The Obama administration is wading into the drug-shortage fray. The president plans to sign an executive order that aims to alleviate scarcity of many important drugs, including key cancer therapies, the New York Times reports. However, the question remains whether the directive--or any single directive--can actually do much to fight the shortages.
Obama's order will require the FDA to expand reporting on potential drug shortages, accelerate review of new applications to manufacture scarce meds, and share more information with the Justice Department to help fight price gouging, the NYT reports. Similar provisions are part of legislation that's been lagging in Congress since February.
"The president's action is a recognition of the fact that this is a serious problem, and we can and should do more to help solve it," an administration official told the Times. "We can't wait anymore."

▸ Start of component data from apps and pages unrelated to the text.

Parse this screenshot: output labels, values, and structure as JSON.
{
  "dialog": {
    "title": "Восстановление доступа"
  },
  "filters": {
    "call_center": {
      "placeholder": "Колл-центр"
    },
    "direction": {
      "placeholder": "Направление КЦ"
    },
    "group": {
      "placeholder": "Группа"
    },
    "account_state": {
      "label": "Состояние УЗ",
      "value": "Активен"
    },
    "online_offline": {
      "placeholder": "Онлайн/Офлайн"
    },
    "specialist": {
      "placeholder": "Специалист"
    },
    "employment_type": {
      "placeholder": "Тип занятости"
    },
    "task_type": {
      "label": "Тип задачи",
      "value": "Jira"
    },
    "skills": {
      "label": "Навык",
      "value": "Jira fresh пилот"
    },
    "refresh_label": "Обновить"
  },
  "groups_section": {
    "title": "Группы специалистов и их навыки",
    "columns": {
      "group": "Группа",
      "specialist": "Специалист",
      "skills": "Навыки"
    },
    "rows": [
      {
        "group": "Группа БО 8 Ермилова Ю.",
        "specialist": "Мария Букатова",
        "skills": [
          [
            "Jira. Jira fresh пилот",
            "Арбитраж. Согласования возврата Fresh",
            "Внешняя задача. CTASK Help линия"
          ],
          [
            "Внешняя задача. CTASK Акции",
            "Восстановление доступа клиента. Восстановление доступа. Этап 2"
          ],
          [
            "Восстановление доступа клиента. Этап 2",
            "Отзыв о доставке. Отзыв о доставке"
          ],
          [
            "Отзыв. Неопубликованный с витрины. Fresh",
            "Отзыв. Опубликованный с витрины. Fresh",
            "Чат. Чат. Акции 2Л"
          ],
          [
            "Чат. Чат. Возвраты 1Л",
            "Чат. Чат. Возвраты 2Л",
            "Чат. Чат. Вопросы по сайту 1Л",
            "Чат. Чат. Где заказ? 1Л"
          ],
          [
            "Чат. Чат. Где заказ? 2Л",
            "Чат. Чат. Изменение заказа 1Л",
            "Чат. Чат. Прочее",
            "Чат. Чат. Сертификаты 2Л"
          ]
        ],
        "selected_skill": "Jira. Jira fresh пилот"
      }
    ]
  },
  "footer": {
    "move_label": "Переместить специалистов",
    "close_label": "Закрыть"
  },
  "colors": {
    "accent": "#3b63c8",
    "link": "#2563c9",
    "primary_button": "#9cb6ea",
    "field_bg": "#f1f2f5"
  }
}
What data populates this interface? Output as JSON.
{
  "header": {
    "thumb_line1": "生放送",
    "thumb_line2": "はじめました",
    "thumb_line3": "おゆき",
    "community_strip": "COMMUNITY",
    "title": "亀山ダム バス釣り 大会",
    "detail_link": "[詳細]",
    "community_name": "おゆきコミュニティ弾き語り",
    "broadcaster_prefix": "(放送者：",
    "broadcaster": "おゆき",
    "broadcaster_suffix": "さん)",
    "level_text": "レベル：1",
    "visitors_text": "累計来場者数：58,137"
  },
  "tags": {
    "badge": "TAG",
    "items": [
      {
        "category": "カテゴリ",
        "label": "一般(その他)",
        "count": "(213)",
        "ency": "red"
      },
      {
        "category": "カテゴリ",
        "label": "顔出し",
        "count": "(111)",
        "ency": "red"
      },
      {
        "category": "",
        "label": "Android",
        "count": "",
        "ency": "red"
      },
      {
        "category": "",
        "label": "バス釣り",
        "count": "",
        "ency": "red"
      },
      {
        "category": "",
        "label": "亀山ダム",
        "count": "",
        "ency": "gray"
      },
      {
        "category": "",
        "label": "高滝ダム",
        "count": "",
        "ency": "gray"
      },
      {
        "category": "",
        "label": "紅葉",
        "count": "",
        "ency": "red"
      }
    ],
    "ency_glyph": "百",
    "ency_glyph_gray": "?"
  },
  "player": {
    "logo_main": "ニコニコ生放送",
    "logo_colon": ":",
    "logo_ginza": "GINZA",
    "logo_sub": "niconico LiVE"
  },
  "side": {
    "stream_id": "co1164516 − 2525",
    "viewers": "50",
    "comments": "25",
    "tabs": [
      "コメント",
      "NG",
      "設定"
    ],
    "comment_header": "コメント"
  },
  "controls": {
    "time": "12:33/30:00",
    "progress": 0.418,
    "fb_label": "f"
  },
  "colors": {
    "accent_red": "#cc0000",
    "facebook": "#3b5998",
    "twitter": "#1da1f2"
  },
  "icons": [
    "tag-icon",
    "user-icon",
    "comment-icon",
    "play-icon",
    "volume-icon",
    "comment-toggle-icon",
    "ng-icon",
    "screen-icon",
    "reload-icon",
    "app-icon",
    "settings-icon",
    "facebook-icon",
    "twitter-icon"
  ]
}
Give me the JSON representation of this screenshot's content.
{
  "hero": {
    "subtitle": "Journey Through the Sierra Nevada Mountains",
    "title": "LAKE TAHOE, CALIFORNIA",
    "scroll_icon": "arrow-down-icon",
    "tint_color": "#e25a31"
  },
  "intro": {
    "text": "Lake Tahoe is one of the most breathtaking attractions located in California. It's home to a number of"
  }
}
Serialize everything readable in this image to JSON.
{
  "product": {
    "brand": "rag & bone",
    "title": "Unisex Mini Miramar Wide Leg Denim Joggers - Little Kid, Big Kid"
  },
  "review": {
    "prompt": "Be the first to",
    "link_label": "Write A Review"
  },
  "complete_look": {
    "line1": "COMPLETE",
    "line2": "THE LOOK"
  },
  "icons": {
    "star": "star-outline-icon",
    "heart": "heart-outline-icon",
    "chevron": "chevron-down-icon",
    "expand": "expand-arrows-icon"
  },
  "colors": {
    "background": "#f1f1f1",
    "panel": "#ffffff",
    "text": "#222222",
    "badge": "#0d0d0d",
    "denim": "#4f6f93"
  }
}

The order stops short of several measures that some in the drug industry had advocated, such as a national drug stockpile. And it doesn't address the root causes of some shortages, such as a scarcity of particular raw materials. The administration is working to identify those causes and plans to release two analyses of the market for injectable drugs, which dominate the list of scarce meds.
Special Report: Top drug shortages by treatment category